Swaggart said the guys stood there, with their jaws dropped in amazement. “What a sense of humor he had,” Swaggart said as the audience laughed.
After his personal life blew up in the late 1950s following news of his marriage to his cousin, 13-year-old — possibly even 12-year-old — Myra Gale Brown, while still married to his previous wife, the piano player and rock rebel was blacklisted from radio and his earnings dropped to virtually nothing. Over the following decades, Lewis struggled with drug and alcohol abuse, legal disputes and physical illness.
“He always had a heart for God, even at his lowest times,” Jimmy Swaggart said. “I will miss him very much but we know where he is now and thank God for that.”
Xavier Ellis, 28, a Ferriday native now teaching in Opelousas, Louisiana, said Lewis’ life is an inspiration.
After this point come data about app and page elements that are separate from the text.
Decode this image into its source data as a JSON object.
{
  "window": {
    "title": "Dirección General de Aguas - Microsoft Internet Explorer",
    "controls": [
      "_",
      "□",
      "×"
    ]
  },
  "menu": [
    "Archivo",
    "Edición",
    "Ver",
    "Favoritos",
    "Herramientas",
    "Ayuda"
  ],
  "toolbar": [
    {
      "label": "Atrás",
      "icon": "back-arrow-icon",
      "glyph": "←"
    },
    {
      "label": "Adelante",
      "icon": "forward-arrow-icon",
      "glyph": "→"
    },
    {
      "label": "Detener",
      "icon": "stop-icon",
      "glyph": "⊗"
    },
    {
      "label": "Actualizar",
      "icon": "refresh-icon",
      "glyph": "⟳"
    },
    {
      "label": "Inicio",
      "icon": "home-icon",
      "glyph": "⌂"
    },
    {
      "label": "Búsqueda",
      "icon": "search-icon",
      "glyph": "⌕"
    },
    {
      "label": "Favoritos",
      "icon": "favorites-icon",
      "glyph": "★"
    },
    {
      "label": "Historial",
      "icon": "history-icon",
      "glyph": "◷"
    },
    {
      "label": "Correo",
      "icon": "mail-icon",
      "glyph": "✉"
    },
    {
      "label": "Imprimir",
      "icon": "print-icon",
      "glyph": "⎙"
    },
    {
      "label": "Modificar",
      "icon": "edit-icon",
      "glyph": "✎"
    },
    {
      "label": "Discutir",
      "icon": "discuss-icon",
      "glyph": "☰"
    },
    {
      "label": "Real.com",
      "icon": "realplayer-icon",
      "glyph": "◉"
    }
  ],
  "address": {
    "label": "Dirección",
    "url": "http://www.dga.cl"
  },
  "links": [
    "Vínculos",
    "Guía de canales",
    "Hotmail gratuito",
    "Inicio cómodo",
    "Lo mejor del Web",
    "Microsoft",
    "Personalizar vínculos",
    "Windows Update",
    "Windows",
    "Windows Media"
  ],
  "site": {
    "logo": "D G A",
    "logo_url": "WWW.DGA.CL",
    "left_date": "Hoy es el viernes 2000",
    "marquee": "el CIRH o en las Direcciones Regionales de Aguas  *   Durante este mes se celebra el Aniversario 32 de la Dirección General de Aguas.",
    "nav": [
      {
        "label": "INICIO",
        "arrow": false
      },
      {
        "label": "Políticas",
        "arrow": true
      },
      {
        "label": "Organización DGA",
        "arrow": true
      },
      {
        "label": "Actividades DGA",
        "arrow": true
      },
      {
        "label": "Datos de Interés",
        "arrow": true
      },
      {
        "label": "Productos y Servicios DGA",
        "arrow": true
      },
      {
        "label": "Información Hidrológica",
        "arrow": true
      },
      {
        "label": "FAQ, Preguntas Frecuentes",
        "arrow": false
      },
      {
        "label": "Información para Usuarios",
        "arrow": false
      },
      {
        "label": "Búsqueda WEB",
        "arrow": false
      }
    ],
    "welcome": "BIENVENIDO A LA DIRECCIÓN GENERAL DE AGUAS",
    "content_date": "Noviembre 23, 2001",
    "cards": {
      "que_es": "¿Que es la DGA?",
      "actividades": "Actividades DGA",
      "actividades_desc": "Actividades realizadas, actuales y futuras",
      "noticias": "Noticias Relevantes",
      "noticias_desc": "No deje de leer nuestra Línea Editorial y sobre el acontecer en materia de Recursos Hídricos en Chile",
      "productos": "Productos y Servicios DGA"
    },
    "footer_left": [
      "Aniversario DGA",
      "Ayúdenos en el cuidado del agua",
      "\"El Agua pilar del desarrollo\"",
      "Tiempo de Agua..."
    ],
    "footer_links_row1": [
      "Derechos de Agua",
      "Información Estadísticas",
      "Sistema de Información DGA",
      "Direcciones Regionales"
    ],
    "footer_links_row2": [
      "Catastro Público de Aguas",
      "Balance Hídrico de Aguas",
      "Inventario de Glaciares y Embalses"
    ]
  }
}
“He was a poor kid from Ferriday who made it to the heights he made it to. I’m very impressed with his life story. I’m saddened by him leaving, but his legacy will live on,” Ellis said.
In the 1960s, Lewis reinvented himself as a country performer and the music industry eventually forgave him. He had a run of top 10 country hits from 1967 to 1970, including “She Still Comes Around” and “What’s Made Milwaukee Famous (Has Made a Loser Out of Me).”
In 1986, along with Elvis, Berry and others, Lewis was in the inaugural class of inductees for the Rock & Roll Hall of Fame and joined the Country Hall of Fame this year. His life and music was reintroduced to younger fans in the 1989 biopic Great Balls of Fire, starring Dennis Quaid, and Ethan Coen’s 2022 documentary Trouble in Mind.
A 2010 Broadway music, Million Dollar Quartet, was inspired by a recording session that featured Lewis, Elvis, Carl Perkins and Johnny Cash.
Lewis won a Grammy in 1987 as part of an interview album that was cited for best spoken word recording, and he received a lifetime achievement Grammy in 2005.
The following year, “Whole Lotta Shakin’” was selected for the Library of Congress’ National Recording Registry, whose board praised the “propulsive boogie piano that was perfectly complemented by the drive of J.M. Van Eaton’s energetic drumming. The listeners to the recording, like Lewis himself, had a hard time remaining seated during the performance.”
Tom Tomschin and his wife, Sandra, of Cicero, Illinois, traveled to Ferriday to give homage to Lewis for all he’s done for the music industry.
“We felt the need to pay our respect to the pioneer of rock ‘n’ roll who had a major part in the creation of and shaping of the genre,” Tomschin said. “I’ve been a fan my entire life.”
Tomschin, 45, a government administrator, said “Crazy Arms” and “You Win Again” are two of his favorite songs by Lewis, who he described as one of a kind.
“He never lived a life behind a curtain,” Tomschin said of Lewis. “In his ups and downs, the good and bad, he did what he was going to do. Jerry Lee Lewis laid it all out on the table. There’s never going to be another person like Jerry Lee Lewis.”
Sandra Tomschin, 44, a library director, said she grew up on Lewis’ music and it’s left an indelible print on her life.
“We love it,” she said of his music. “We’ve been to several of his concerts and even though he’s gone, he will still live on in our hearts.”